_PROBLEM DETAILS_. Give back every record word for word, keeping the pictures out.

====== ENTRIES SUPPLIED

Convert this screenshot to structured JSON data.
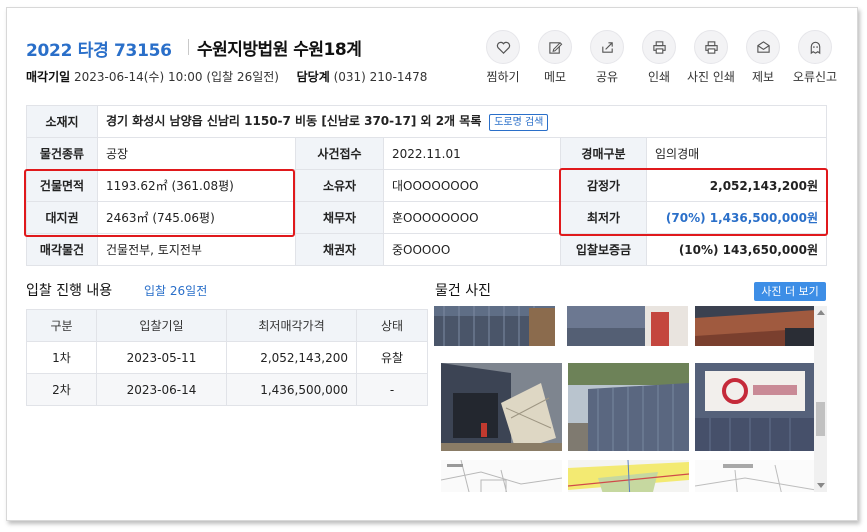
{
  "header": {
    "case_number": "2022 타경 73156",
    "court": "수원지방법원 수원18계",
    "sale_date_label": "매각기일",
    "sale_date_value": "2023-06-14(수) 10:00 (입찰 26일전)",
    "manager_label": "담당계",
    "manager_value": "(031) 210-1478"
  },
  "actions": [
    {
      "label": "찜하기",
      "icon": "heart-icon"
    },
    {
      "label": "메모",
      "icon": "pencil-icon"
    },
    {
      "label": "공유",
      "icon": "share-icon"
    },
    {
      "label": "인쇄",
      "icon": "printer-icon"
    },
    {
      "label": "사진 인쇄",
      "icon": "printer-icon"
    },
    {
      "label": "제보",
      "icon": "envelope-icon"
    },
    {
      "label": "오류신고",
      "icon": "ghost-icon"
    }
  ],
  "info": {
    "location_label": "소재지",
    "location_value": "경기 화성시 남양읍 신남리 1150-7 비동 [신남로 370-17] 외 2개 목록",
    "road_search_label": "도로명 검색",
    "type_label": "물건종류",
    "type_value": "공장",
    "received_label": "사건접수",
    "received_value": "2022.11.01",
    "auction_type_label": "경매구분",
    "auction_type_value": "임의경매",
    "building_area_label": "건물면적",
    "building_area_value": "1193.62㎡ (361.08평)",
    "owner_label": "소유자",
    "owner_value": "대OOOOOOOO",
    "appraisal_label": "감정가",
    "appraisal_value": "2,052,143,200원",
    "land_right_label": "대지권",
    "land_right_value": "2463㎡ (745.06평)",
    "debtor_label": "채무자",
    "debtor_value": "훈OOOOOOOO",
    "min_price_label": "최저가",
    "min_price_value": "(70%) 1,436,500,000원",
    "sale_item_label": "매각물건",
    "sale_item_value": "건물전부, 토지전부",
    "creditor_label": "채권자",
    "creditor_value": "중OOOOO",
    "deposit_label": "입찰보증금",
    "deposit_value": "(10%) 143,650,000원"
  },
  "bid_progress": {
    "title": "입찰 진행 내용",
    "subtitle": "입찰 26일전",
    "columns": [
      "구분",
      "입찰기일",
      "최저매각가격",
      "상태"
    ],
    "rows": [
      [
        "1차",
        "2023-05-11",
        "2,052,143,200",
        "유찰"
      ],
      [
        "2차",
        "2023-06-14",
        "1,436,500,000",
        "-"
      ]
    ]
  },
  "photos": {
    "title": "물건 사진",
    "more_label": "사진 더 보기"
  },
  "colors": {
    "accent": "#2a6fc9",
    "highlight_border": "#e0191c",
    "header_cell_bg": "#f1f4f8",
    "button_bg": "#3d8ee6"
  }
}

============

_RESULT_.
Convert this screenshot to structured JSON data.
{
  "header": {
    "case_number": "2022 타경 73156",
    "court": "수원지방법원 수원18계",
    "sale_date_label": "매각기일",
    "sale_date_value": "2023-06-14(수) 10:00 (입찰 26일전)",
    "manager_label": "담당계",
    "manager_value": "(031) 210-1478"
  },
  "actions": [
    {
      "label": "찜하기",
      "icon": "heart-icon"
    },
    {
      "label": "메모",
      "icon": "pencil-icon"
    },
    {
      "label": "공유",
      "icon": "share-icon"
    },
    {
      "label": "인쇄",
      "icon": "printer-icon"
    },
    {
      "label": "사진 인쇄",
      "icon": "printer-icon"
    },
    {
      "label": "제보",
      "icon": "envelope-icon"
    },
    {
      "label": "오류신고",
      "icon": "ghost-icon"
    }
  ],
  "info": {
    "location_label": "소재지",
    "location_value": "경기 화성시 남양읍 신남리 1150-7 비동 [신남로 370-17] 외 2개 목록",
    "road_search_label": "도로명 검색",
    "type_label": "물건종류",
    "type_value": "공장",
    "received_label": "사건접수",
    "received_value": "2022.11.01",
    "auction_type_label": "경매구분",
    "auction_type_value": "임의경매",
    "building_area_label": "건물면적",
    "building_area_value": "1193.62㎡ (361.08평)",
    "owner_label": "소유자",
    "owner_value": "대OOOOOOOO",
    "appraisal_label": "감정가",
    "appraisal_value": "2,052,143,200원",
    "land_right_label": "대지권",
    "land_right_value": "2463㎡ (745.06평)",
    "debtor_label": "채무자",
    "debtor_value": "훈OOOOOOOO",
    "min_price_label": "최저가",
    "min_price_value": "(70%) 1,436,500,000원",
    "sale_item_label": "매각물건",
    "sale_item_value": "건물전부, 토지전부",
    "creditor_label": "채권자",
    "creditor_value": "중OOOOO",
    "deposit_label": "입찰보증금",
    "deposit_value": "(10%) 143,650,000원"
  },
  "bid_progress": {
    "title": "입찰 진행 내용",
    "subtitle": "입찰 26일전",
    "columns": [
      "구분",
      "입찰기일",
      "최저매각가격",
      "상태"
    ],
    "rows": [
      [
        "1차",
        "2023-05-11",
        "2,052,143,200",
        "유찰"
      ],
      [
        "2차",
        "2023-06-14",
        "1,436,500,000",
        "-"
      ]
    ]
  },
  "photos": {
    "title": "물건 사진",
    "more_label": "사진 더 보기"
  },
  "colors": {
    "accent": "#2a6fc9",
    "highlight_border": "#e0191c",
    "header_cell_bg": "#f1f4f8",
    "button_bg": "#3d8ee6"
  }
}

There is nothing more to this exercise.